WASHINGTON (Reuters) - Ethnically and racially driven terrorism rose alarmingly in 2018 both worldwide and in the United States, and groups have often mimicked the tactics of armed Islamist militants to radicalize and recruit people, the U.S. State Department said on Friday.
“Similar to Islamist terrorism this breed of terrorism is inspired by hateful, supremacist and intolerant ideology,” Nathan Sales, the State Department’s counterterrorism coordinator, told a briefing, adding that the 2018 attack by a gunman who killed 11 people at a synagogue in Pittsburgh was an example of the rising trend.
“Make no mistake we will confront all forms of terrorism no matter what ideology inspires it,” Sales said.
He added that white supremacist and other racially motivated terror organizations were copying strategies from armed Islamist groups.

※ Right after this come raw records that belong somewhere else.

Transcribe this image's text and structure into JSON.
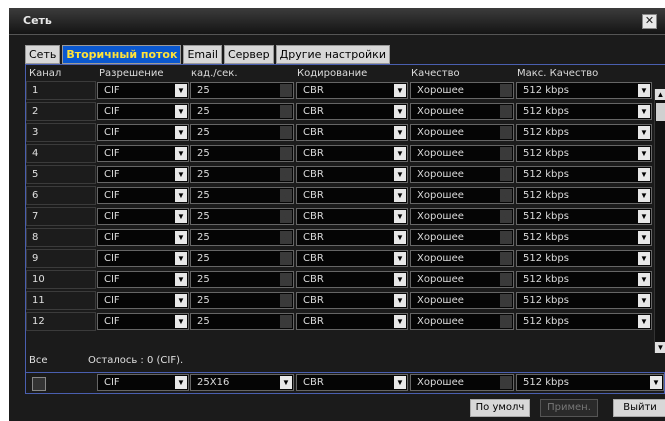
{
  "window": {
    "title": "Сеть",
    "close_icon": "close-icon"
  },
  "tabs": [
    {
      "label": "Сеть"
    },
    {
      "label": "Вторичный поток"
    },
    {
      "label": "Email"
    },
    {
      "label": "Сервер"
    },
    {
      "label": "Другие настройки"
    }
  ],
  "table": {
    "headers": [
      "Канал",
      "Разрешение",
      "кад./сек.",
      "Кодирование",
      "Качество",
      "Макс. Качество"
    ],
    "rows": [
      {
        "channel": "1",
        "resolution": "CIF",
        "fps": "25",
        "encoding": "CBR",
        "quality": "Хорошее",
        "max_quality": "512 kbps"
      },
      {
        "channel": "2",
        "resolution": "CIF",
        "fps": "25",
        "encoding": "CBR",
        "quality": "Хорошее",
        "max_quality": "512 kbps"
      },
      {
        "channel": "3",
        "resolution": "CIF",
        "fps": "25",
        "encoding": "CBR",
        "quality": "Хорошее",
        "max_quality": "512 kbps"
      },
      {
        "channel": "4",
        "resolution": "CIF",
        "fps": "25",
        "encoding": "CBR",
        "quality": "Хорошее",
        "max_quality": "512 kbps"
      },
      {
        "channel": "5",
        "resolution": "CIF",
        "fps": "25",
        "encoding": "CBR",
        "quality": "Хорошее",
        "max_quality": "512 kbps"
      },
      {
        "channel": "6",
        "resolution": "CIF",
        "fps": "25",
        "encoding": "CBR",
        "quality": "Хорошее",
        "max_quality": "512 kbps"
      },
      {
        "channel": "7",
        "resolution": "CIF",
        "fps": "25",
        "encoding": "CBR",
        "quality": "Хорошее",
        "max_quality": "512 kbps"
      },
      {
        "channel": "8",
        "resolution": "CIF",
        "fps": "25",
        "encoding": "CBR",
        "quality": "Хорошее",
        "max_quality": "512 kbps"
      },
      {
        "channel": "9",
        "resolution": "CIF",
        "fps": "25",
        "encoding": "CBR",
        "quality": "Хорошее",
        "max_quality": "512 kbps"
      },
      {
        "channel": "10",
        "resolution": "CIF",
        "fps": "25",
        "encoding": "CBR",
        "quality": "Хорошее",
        "max_quality": "512 kbps"
      },
      {
        "channel": "11",
        "resolution": "CIF",
        "fps": "25",
        "encoding": "CBR",
        "quality": "Хорошее",
        "max_quality": "512 kbps"
      },
      {
        "channel": "12",
        "resolution": "CIF",
        "fps": "25",
        "encoding": "CBR",
        "quality": "Хорошее",
        "max_quality": "512 kbps"
      }
    ]
  },
  "all": {
    "label": "Все",
    "remaining": "Осталось : 0 (CIF).",
    "resolution": "CIF",
    "fps": "25X16",
    "encoding": "CBR",
    "quality": "Хорошее",
    "max_quality": "512 kbps"
  },
  "buttons": {
    "default": "По умолч",
    "apply": "Примен.",
    "exit": "Выйти"
  },
  "colors": {
    "active_tab": "#0a58d0",
    "active_tab_text": "#ffe23a",
    "panel_border": "#4a5fb0"
  }
}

“They are in a sense learning from their jihadist predecessors in terms of their ability to raise money and move money, in terms of their ability to radicalize and recruit.”

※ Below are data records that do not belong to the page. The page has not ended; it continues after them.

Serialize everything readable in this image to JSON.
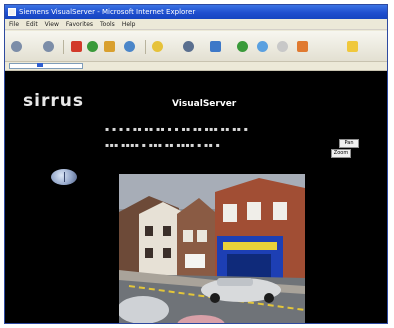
{
  "window": {
    "title": "Siemens VisualServer - Microsoft Internet Explorer"
  },
  "menu": {
    "items": [
      "File",
      "Edit",
      "View",
      "Favorites",
      "Tools",
      "Help"
    ]
  },
  "page": {
    "logo": "sirrus",
    "title": "VisualServer",
    "camera_buttons": [
      "Pan",
      "Zoom"
    ]
  },
  "colors": {
    "titlebar": "#1f4fcf",
    "page_background": "#000000",
    "sky": "#a7adb7",
    "shop_blue": "#1d3fb4"
  }
}
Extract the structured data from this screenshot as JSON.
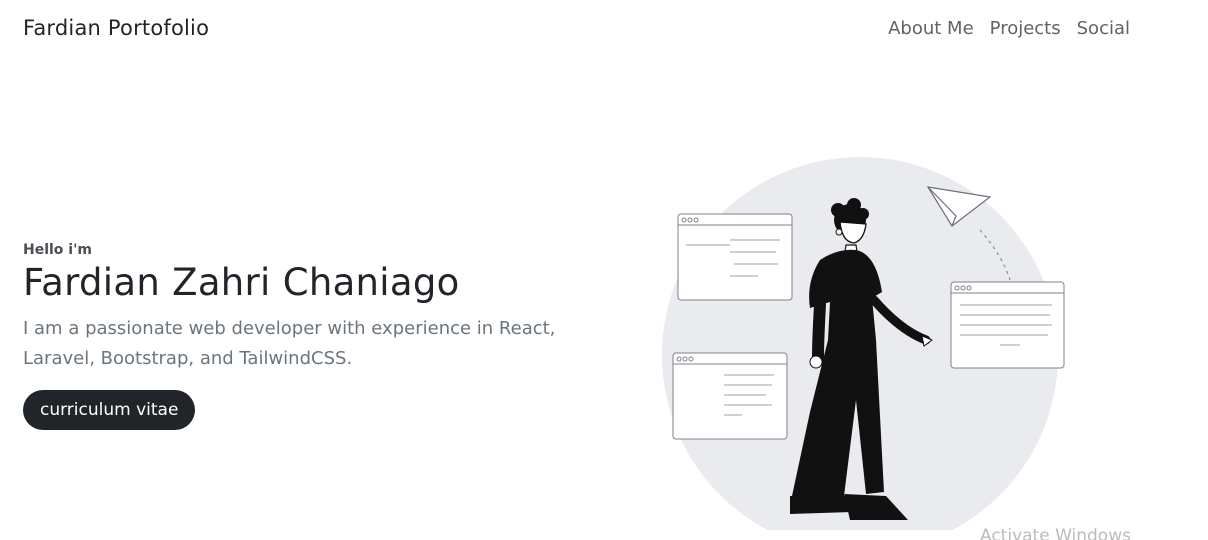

Mass shootings that killed dozens of people this year in the United States have fueled a long-running debate over gun control.
In August, a suspected white nationalist shot dead 22 people at a Walmart store in El Paso, Texas, shortly after posting an anti-Hispanic manifesto online.

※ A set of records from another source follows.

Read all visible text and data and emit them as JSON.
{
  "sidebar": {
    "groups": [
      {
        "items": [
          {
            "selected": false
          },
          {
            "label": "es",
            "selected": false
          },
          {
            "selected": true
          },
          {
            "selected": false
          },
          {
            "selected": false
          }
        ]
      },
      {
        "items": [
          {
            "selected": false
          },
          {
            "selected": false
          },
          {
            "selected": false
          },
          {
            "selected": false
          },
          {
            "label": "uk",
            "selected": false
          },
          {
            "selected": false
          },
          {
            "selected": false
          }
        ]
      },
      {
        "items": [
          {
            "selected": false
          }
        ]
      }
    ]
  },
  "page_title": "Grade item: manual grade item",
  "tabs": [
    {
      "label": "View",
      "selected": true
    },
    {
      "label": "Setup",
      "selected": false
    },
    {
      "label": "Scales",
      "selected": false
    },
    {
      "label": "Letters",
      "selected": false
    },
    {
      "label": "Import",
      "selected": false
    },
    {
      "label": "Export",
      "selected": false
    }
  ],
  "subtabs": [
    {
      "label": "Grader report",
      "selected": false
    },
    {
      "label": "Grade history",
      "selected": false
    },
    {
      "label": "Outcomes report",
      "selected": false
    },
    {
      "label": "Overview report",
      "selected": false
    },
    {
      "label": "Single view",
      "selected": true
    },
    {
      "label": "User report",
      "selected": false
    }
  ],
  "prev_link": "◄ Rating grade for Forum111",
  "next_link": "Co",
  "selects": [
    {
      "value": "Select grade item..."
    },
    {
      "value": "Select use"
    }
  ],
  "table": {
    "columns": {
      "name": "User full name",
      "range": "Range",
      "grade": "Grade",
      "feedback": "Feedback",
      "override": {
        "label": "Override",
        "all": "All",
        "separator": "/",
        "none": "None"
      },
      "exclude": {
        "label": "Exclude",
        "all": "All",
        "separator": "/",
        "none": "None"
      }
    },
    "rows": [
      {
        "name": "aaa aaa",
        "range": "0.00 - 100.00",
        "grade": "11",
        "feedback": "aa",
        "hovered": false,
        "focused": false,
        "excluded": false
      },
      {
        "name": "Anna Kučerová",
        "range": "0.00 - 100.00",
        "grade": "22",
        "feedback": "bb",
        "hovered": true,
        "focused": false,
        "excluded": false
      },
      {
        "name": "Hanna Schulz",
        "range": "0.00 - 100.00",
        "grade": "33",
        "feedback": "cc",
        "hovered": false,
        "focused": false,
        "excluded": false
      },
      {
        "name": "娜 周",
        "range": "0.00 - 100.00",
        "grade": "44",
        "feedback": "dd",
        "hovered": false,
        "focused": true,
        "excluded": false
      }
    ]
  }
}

U.S. President Donald Trump said after the shooting that Americans “must condemn racism, bigotry and white supremacy” and blamed the internet and violent video games for fostering violence but some Democrats and El Paso residents said Trump’s own rhetoric about an immigrant “invasion” had contributed to racial division.
Asked if any neo-Nazi or white supremacist groups inside the United States had been identified as terrorist organizations, Sales said State Department deferred to the FBI and Department of Homeland Security when it comes to combating domestic terrorism threats.
But he added that the State Department was working with technology companies to develop positive narratives against hateful messages and international partners to mobilize action against these networks.
Reporting by Humeyra Pamuk; Editing by Dan Grebler and Alistair Bell